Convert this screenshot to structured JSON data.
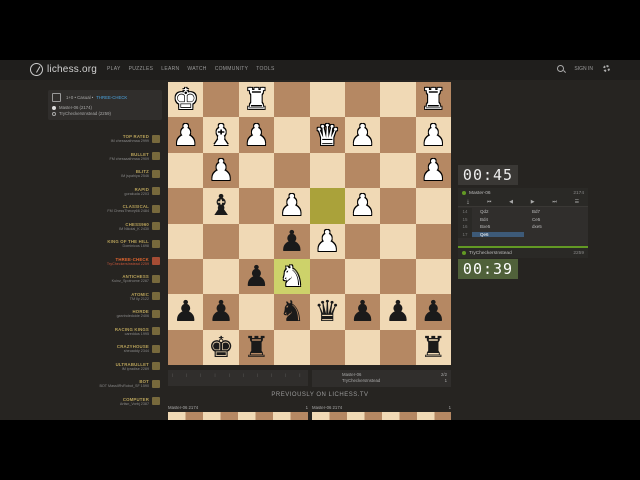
{
  "header": {
    "logo": "lichess.org",
    "nav": [
      "PLAY",
      "PUZZLES",
      "LEARN",
      "WATCH",
      "COMMUNITY",
      "TOOLS"
    ],
    "sign_in": "SIGN IN"
  },
  "game_info": {
    "clock_type": "1+0 • Casual •",
    "variant": "THREE-CHECK",
    "white": "Master-06 (2174)",
    "black": "TryCheckersInstead (2259)"
  },
  "ratings": [
    {
      "name": "TOP RATED",
      "who": "IM chessaathmaa 2999",
      "icon": "trophy-icon"
    },
    {
      "name": "BULLET",
      "who": "FM chessaathmaa 2909",
      "icon": "bullet-icon"
    },
    {
      "name": "BLITZ",
      "who": "IM jspahiya 2546",
      "icon": "blitz-icon"
    },
    {
      "name": "RAPID",
      "who": "gorakuda 2203",
      "icon": "rapid-icon"
    },
    {
      "name": "CLASSICAL",
      "who": "FM ChessTheory66 2484",
      "icon": "classical-icon"
    },
    {
      "name": "CHESS960",
      "who": "IM Nikolai_K 2430",
      "icon": "chess960-icon"
    },
    {
      "name": "KING OF THE HILL",
      "who": "Dominicus 1698",
      "icon": "koth-icon"
    },
    {
      "name": "THREE-CHECK",
      "who": "TryCheckersInstead 2259",
      "icon": "three-check-icon",
      "active": true
    },
    {
      "name": "ANTICHESS",
      "who": "Kuinz_Spotnome 2287",
      "icon": "antichess-icon"
    },
    {
      "name": "ATOMIC",
      "who": "TM Ily 2122",
      "icon": "atomic-icon"
    },
    {
      "name": "HORDE",
      "who": "garvindedoide 2406",
      "icon": "horde-icon"
    },
    {
      "name": "RACING KINGS",
      "who": "careddus 1995",
      "icon": "racing-kings-icon"
    },
    {
      "name": "CRAZYHOUSE",
      "who": "sheuaddy 2344",
      "icon": "crazyhouse-icon"
    },
    {
      "name": "ULTRABULLET",
      "who": "IM ipradise 2289",
      "icon": "ultrabullet-icon"
    },
    {
      "name": "BOT",
      "who": "BOT MassIlRvRobot_SF 1590",
      "icon": "bot-icon"
    },
    {
      "name": "COMPUTER",
      "who": "Artisn_Vorbj 2387",
      "icon": "computer-icon"
    }
  ],
  "board": {
    "rows": [
      [
        "wK",
        "",
        "wR",
        "",
        "",
        "",
        "",
        "wR"
      ],
      [
        "wP",
        "wB",
        "wP",
        "",
        "wQ",
        "wP",
        "",
        "wP"
      ],
      [
        "",
        "wP",
        "",
        "",
        "",
        "",
        "",
        "wP"
      ],
      [
        "",
        "bB",
        "",
        "wP",
        "",
        "wP",
        "",
        ""
      ],
      [
        "",
        "",
        "",
        "bP",
        "wP",
        "",
        "",
        ""
      ],
      [
        "",
        "",
        "bP",
        "wN",
        "",
        "",
        "",
        ""
      ],
      [
        "bP",
        "bP",
        "",
        "bN",
        "bQ",
        "bP",
        "bP",
        "bP"
      ],
      [
        "",
        "bK",
        "bR",
        "",
        "",
        "",
        "",
        "bR"
      ]
    ],
    "highlights": [
      "d3",
      "e5"
    ]
  },
  "clocks": {
    "top": "00:45",
    "bottom": "00:39"
  },
  "players": {
    "top_name": "Master-06",
    "top_rating": "2174",
    "bottom_name": "TryCheckersInstead",
    "bottom_rating": "2259"
  },
  "controls": [
    "⤓",
    "⏮",
    "◀",
    "▶",
    "⏭",
    "☰"
  ],
  "moves": [
    {
      "no": "14",
      "w": "Qd2",
      "b": "Bd7"
    },
    {
      "no": "15",
      "w": "Bd4",
      "b": "Ce5"
    },
    {
      "no": "16",
      "w": "Bxe5",
      "b": "dxe5"
    },
    {
      "no": "17",
      "w": "Qe6",
      "b": "",
      "current": "w"
    }
  ],
  "mini_game": {
    "white": "Master-06",
    "white_score": "2/2",
    "black": "TryCheckersInstead",
    "black_score": "1"
  },
  "previously": "PREVIOUSLY ON LICHESS.TV",
  "tv": [
    {
      "player": "Master-06",
      "rating": "2174",
      "score": "1"
    },
    {
      "player": "Master-06",
      "rating": "2174",
      "score": "1"
    }
  ]
}
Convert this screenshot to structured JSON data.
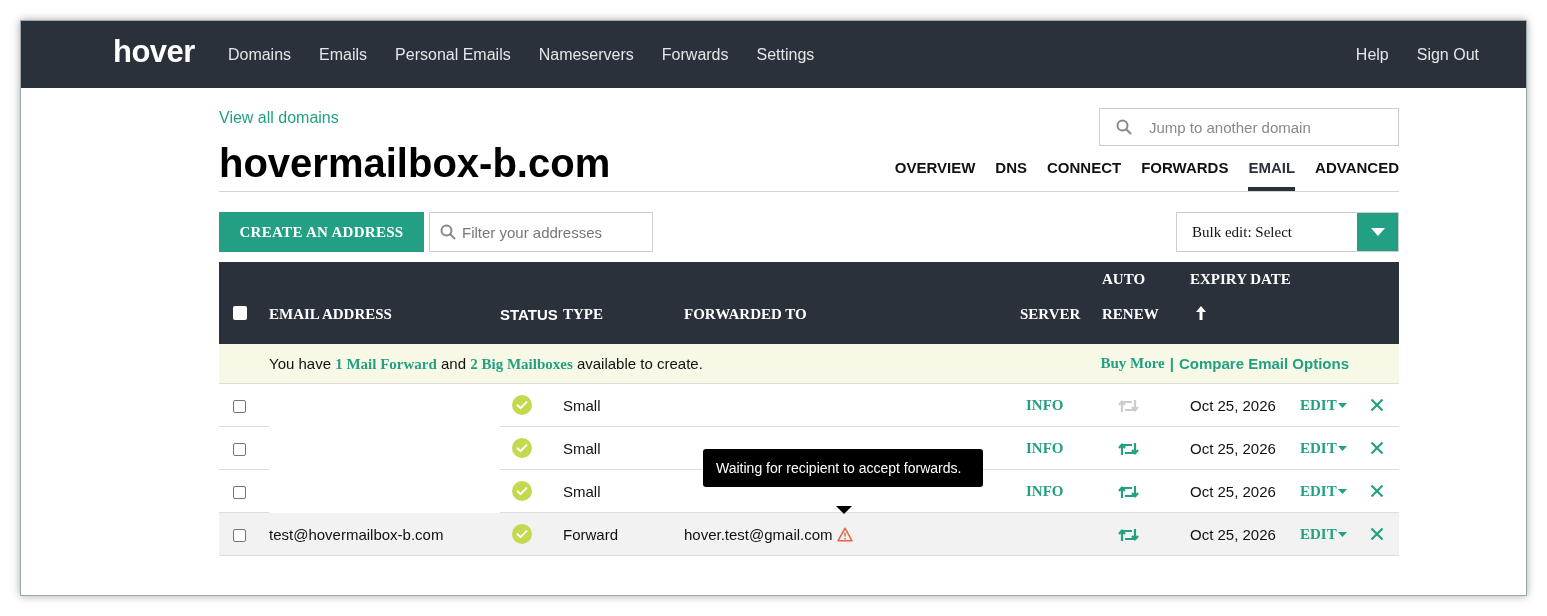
{
  "nav": {
    "logo": "hover",
    "links": [
      "Domains",
      "Emails",
      "Personal Emails",
      "Nameservers",
      "Forwards",
      "Settings"
    ],
    "right_links": [
      "Help",
      "Sign Out"
    ]
  },
  "breadcrumb": "View all domains",
  "search": {
    "placeholder": "Jump to another domain"
  },
  "domain_title": "hovermailbox-b.com",
  "tabs": [
    {
      "label": "OVERVIEW",
      "selected": false
    },
    {
      "label": "DNS",
      "selected": false
    },
    {
      "label": "CONNECT",
      "selected": false
    },
    {
      "label": "FORWARDS",
      "selected": false
    },
    {
      "label": "EMAIL",
      "selected": true
    },
    {
      "label": "ADVANCED",
      "selected": false
    }
  ],
  "create_button": "CREATE AN ADDRESS",
  "filter": {
    "placeholder": "Filter your addresses"
  },
  "bulk_edit": {
    "label": "Bulk edit: Select"
  },
  "table": {
    "select_all": {
      "checked": false
    },
    "columns": [
      {
        "label": "EMAIL ADDRESS"
      },
      {
        "label": "STATUS"
      },
      {
        "label": "TYPE"
      },
      {
        "label": "FORWARDED TO"
      },
      {
        "label": "SERVER"
      },
      {
        "label": "AUTO RENEW"
      },
      {
        "label": "EXPIRY DATE",
        "sorted": true,
        "sort_ascending": true
      }
    ],
    "notice": {
      "segments": [
        {
          "text": "You have ",
          "link": false
        },
        {
          "text": "1 Mail Forward",
          "link": true
        },
        {
          "text": " and ",
          "link": false
        },
        {
          "text": "2 Big Mailboxes",
          "link": true
        },
        {
          "text": " available to create.",
          "link": false
        }
      ],
      "actions": [
        "Buy More",
        "Compare Email Options"
      ],
      "separator": "|"
    },
    "rows": [
      {
        "checked": false,
        "hovered": false,
        "active": true,
        "type": "Small",
        "server": "INFO",
        "auto_renew": false,
        "expiry": "Oct 25, 2026",
        "edit": "EDIT"
      },
      {
        "checked": false,
        "hovered": false,
        "active": true,
        "type": "Small",
        "server": "INFO",
        "auto_renew": true,
        "expiry": "Oct 25, 2026",
        "edit": "EDIT"
      },
      {
        "checked": false,
        "hovered": false,
        "active": true,
        "type": "Small",
        "server": "INFO",
        "auto_renew": true,
        "expiry": "Oct 25, 2026",
        "edit": "EDIT"
      },
      {
        "checked": false,
        "hovered": true,
        "email": "test@hovermailbox-b.com",
        "active": true,
        "type": "Forward",
        "forwarded_to": "hover.test@gmail.com",
        "forward_warning": true,
        "auto_renew": true,
        "expiry": "Oct 25, 2026",
        "edit": "EDIT"
      }
    ]
  },
  "tooltip": {
    "text": "Waiting for recipient to accept forwards."
  }
}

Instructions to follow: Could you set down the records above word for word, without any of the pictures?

Expected answer:
Convert this screenshot to structured JSON data.
{
  "header": {
    "logo": "lichess.org",
    "nav": [
      "PLAY",
      "PUZZLES",
      "LEARN",
      "WATCH",
      "COMMUNITY",
      "TOOLS"
    ],
    "sign_in": "SIGN IN"
  },
  "game_info": {
    "clock_type": "1+0 • Casual •",
    "variant": "THREE-CHECK",
    "white": "Master-06 (2174)",
    "black": "TryCheckersInstead (2259)"
  },
  "ratings": [
    {
      "name": "TOP RATED",
      "who": "IM chessaathmaa 2999",
      "icon": "trophy-icon"
    },
    {
      "name": "BULLET",
      "who": "FM chessaathmaa 2909",
      "icon": "bullet-icon"
    },
    {
      "name": "BLITZ",
      "who": "IM jspahiya 2546",
      "icon": "blitz-icon"
    },
    {
      "name": "RAPID",
      "who": "gorakuda 2203",
      "icon": "rapid-icon"
    },
    {
      "name": "CLASSICAL",
      "who": "FM ChessTheory66 2484",
      "icon": "classical-icon"
    },
    {
      "name": "CHESS960",
      "who": "IM Nikolai_K 2430",
      "icon": "chess960-icon"
    },
    {
      "name": "KING OF THE HILL",
      "who": "Dominicus 1698",
      "icon": "koth-icon"
    },
    {
      "name": "THREE-CHECK",
      "who": "TryCheckersInstead 2259",
      "icon": "three-check-icon",
      "active": true
    },
    {
      "name": "ANTICHESS",
      "who": "Kuinz_Spotnome 2287",
      "icon": "antichess-icon"
    },
    {
      "name": "ATOMIC",
      "who": "TM Ily 2122",
      "icon": "atomic-icon"
    },
    {
      "name": "HORDE",
      "who": "garvindedoide 2406",
      "icon": "horde-icon"
    },
    {
      "name": "RACING KINGS",
      "who": "careddus 1995",
      "icon": "racing-kings-icon"
    },
    {
      "name": "CRAZYHOUSE",
      "who": "sheuaddy 2344",
      "icon": "crazyhouse-icon"
    },
    {
      "name": "ULTRABULLET",
      "who": "IM ipradise 2289",
      "icon": "ultrabullet-icon"
    },
    {
      "name": "BOT",
      "who": "BOT MassIlRvRobot_SF 1590",
      "icon": "bot-icon"
    },
    {
      "name": "COMPUTER",
      "who": "Artisn_Vorbj 2387",
      "icon": "computer-icon"
    }
  ],
  "board": {
    "rows": [
      [
        "wK",
        "",
        "wR",
        "",
        "",
        "",
        "",
        "wR"
      ],
      [
        "wP",
        "wB",
        "wP",
        "",
        "wQ",
        "wP",
        "",
        "wP"
      ],
      [
        "",
        "wP",
        "",
        "",
        "",
        "",
        "",
        "wP"
      ],
      [
        "",
        "bB",
        "",
        "wP",
        "",
        "wP",
        "",
        ""
      ],
      [
        "",
        "",
        "",
        "bP",
        "wP",
        "",
        "",
        ""
      ],
      [
        "",
        "",
        "bP",
        "wN",
        "",
        "",
        "",
        ""
      ],
      [
        "bP",
        "bP",
        "",
        "bN",
        "bQ",
        "bP",
        "bP",
        "bP"
      ],
      [
        "",
        "bK",
        "bR",
        "",
        "",
        "",
        "",
        "bR"
      ]
    ],
    "highlights": [
      "d3",
      "e5"
    ]
  },
  "clocks": {
    "top": "00:45",
    "bottom": "00:39"
  },
  "players": {
    "top_name": "Master-06",
    "top_rating": "2174",
    "bottom_name": "TryCheckersInstead",
    "bottom_rating": "2259"
  },
  "controls": [
    "⤓",
    "⏮",
    "◀",
    "▶",
    "⏭",
    "☰"
  ],
  "moves": [
    {
      "no": "14",
      "w": "Qd2",
      "b": "Bd7"
    },
    {
      "no": "15",
      "w": "Bd4",
      "b": "Ce5"
    },
    {
      "no": "16",
      "w": "Bxe5",
      "b": "dxe5"
    },
    {
      "no": "17",
      "w": "Qe6",
      "b": "",
      "current": "w"
    }
  ],
  "mini_game": {
    "white": "Master-06",
    "white_score": "2/2",
    "black": "TryCheckersInstead",
    "black_score": "1"
  },
  "previously": "PREVIOUSLY ON LICHESS.TV",
  "tv": [
    {
      "player": "Master-06",
      "rating": "2174",
      "score": "1"
    },
    {
      "player": "Master-06",
      "rating": "2174",
      "score": "1"
    }
  ]
}
Convert this screenshot to structured JSON data.
{
  "nav": {
    "logo": "hover",
    "links": [
      "Domains",
      "Emails",
      "Personal Emails",
      "Nameservers",
      "Forwards",
      "Settings"
    ],
    "right_links": [
      "Help",
      "Sign Out"
    ]
  },
  "breadcrumb": "View all domains",
  "search": {
    "placeholder": "Jump to another domain"
  },
  "domain_title": "hovermailbox-b.com",
  "tabs": [
    {
      "label": "OVERVIEW",
      "selected": false
    },
    {
      "label": "DNS",
      "selected": false
    },
    {
      "label": "CONNECT",
      "selected": false
    },
    {
      "label": "FORWARDS",
      "selected": false
    },
    {
      "label": "EMAIL",
      "selected": true
    },
    {
      "label": "ADVANCED",
      "selected": false
    }
  ],
  "create_button": "CREATE AN ADDRESS",
  "filter": {
    "placeholder": "Filter your addresses"
  },
  "bulk_edit": {
    "label": "Bulk edit: Select"
  },
  "table": {
    "select_all": {
      "checked": false
    },
    "columns": [
      {
        "label": "EMAIL ADDRESS"
      },
      {
        "label": "STATUS"
      },
      {
        "label": "TYPE"
      },
      {
        "label": "FORWARDED TO"
      },
      {
        "label": "SERVER"
      },
      {
        "label": "AUTO RENEW"
      },
      {
        "label": "EXPIRY DATE",
        "sorted": true,
        "sort_ascending": true
      }
    ],
    "notice": {
      "segments": [
        {
          "text": "You have ",
          "link": false
        },
        {
          "text": "1 Mail Forward",
          "link": true
        },
        {
          "text": " and ",
          "link": false
        },
        {
          "text": "2 Big Mailboxes",
          "link": true
        },
        {
          "text": " available to create.",
          "link": false
        }
      ],
      "actions": [
        "Buy More",
        "Compare Email Options"
      ],
      "separator": "|"
    },
    "rows": [
      {
        "checked": false,
        "hovered": false,
        "active": true,
        "type": "Small",
        "server": "INFO",
        "auto_renew": false,
        "expiry": "Oct 25, 2026",
        "edit": "EDIT"
      },
      {
        "checked": false,
        "hovered": false,
        "active": true,
        "type": "Small",
        "server": "INFO",
        "auto_renew": true,
        "expiry": "Oct 25, 2026",
        "edit": "EDIT"
      },
      {
        "checked": false,
        "hovered": false,
        "active": true,
        "type": "Small",
        "server": "INFO",
        "auto_renew": true,
        "expiry": "Oct 25, 2026",
        "edit": "EDIT"
      },
      {
        "checked": false,
        "hovered": true,
        "email": "test@hovermailbox-b.com",
        "active": true,
        "type": "Forward",
        "forwarded_to": "hover.test@gmail.com",
        "forward_warning": true,
        "auto_renew": true,
        "expiry": "Oct 25, 2026",
        "edit": "EDIT"
      }
    ]
  },
  "tooltip": {
    "text": "Waiting for recipient to accept forwards."
  }
}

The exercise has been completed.